▶ [WHAT IS EXPECTED] Scan the entries below, and for each line that includes the word "JSON", make a copy.

(Page and application data records)
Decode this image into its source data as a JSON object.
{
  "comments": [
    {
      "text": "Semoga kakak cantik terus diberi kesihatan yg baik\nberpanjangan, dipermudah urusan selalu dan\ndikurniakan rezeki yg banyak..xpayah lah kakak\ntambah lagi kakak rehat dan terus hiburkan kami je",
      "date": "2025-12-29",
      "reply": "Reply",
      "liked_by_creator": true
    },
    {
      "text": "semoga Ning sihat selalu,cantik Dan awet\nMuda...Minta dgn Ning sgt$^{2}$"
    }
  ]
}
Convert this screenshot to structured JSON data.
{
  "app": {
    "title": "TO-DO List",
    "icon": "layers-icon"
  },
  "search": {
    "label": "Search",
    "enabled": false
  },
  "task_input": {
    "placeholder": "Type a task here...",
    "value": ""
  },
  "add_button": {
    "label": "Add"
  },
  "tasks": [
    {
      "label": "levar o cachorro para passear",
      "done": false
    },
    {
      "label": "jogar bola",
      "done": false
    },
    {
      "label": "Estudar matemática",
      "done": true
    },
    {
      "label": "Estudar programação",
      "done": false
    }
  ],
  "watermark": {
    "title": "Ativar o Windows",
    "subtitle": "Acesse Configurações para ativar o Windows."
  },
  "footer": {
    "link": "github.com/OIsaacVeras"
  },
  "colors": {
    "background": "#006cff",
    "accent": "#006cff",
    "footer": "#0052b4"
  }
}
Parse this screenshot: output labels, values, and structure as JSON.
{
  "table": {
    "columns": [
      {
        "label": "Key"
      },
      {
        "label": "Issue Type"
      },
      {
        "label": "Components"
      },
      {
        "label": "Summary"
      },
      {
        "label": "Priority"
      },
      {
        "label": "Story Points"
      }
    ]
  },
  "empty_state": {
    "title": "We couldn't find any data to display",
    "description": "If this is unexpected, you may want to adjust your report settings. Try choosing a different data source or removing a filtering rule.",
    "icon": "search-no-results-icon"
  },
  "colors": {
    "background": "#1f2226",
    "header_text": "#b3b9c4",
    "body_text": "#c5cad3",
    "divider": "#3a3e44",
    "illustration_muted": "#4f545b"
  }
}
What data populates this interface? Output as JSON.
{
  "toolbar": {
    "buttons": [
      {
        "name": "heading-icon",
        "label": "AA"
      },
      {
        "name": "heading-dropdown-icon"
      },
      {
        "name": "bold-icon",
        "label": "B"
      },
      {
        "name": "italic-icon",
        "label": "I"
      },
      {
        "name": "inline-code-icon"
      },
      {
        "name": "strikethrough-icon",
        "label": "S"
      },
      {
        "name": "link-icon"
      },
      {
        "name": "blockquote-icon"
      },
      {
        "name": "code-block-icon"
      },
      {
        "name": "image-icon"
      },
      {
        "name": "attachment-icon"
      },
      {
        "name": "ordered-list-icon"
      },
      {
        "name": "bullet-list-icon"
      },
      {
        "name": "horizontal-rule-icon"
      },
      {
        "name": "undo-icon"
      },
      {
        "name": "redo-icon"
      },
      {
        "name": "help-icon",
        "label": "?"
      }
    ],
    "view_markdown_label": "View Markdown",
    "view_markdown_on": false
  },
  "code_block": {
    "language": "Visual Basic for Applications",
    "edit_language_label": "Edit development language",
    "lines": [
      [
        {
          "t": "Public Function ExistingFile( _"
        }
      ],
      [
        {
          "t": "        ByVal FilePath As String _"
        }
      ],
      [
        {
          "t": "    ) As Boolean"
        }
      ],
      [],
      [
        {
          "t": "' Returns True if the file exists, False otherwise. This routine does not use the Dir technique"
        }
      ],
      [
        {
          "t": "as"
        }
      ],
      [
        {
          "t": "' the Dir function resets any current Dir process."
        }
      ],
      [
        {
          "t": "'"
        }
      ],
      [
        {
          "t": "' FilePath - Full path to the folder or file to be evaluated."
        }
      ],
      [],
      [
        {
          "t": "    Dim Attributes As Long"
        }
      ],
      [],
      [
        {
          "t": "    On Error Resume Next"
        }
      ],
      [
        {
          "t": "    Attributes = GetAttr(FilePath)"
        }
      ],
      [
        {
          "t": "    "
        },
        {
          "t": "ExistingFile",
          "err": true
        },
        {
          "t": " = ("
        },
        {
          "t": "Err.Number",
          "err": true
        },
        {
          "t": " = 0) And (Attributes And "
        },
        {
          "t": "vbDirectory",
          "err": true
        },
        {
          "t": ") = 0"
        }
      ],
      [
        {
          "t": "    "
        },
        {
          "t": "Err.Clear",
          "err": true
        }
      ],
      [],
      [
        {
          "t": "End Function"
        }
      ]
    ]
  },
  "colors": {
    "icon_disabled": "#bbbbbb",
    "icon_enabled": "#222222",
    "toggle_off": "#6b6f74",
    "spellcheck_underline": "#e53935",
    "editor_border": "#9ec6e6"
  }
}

▶ [ANSWER BOX]
Decode this image into its source data as a JSON object.
Convert this screenshot to structured JSON data.
Parse this screenshot: output labels, values, and structure as JSON.
What data populates this interface? Output as JSON.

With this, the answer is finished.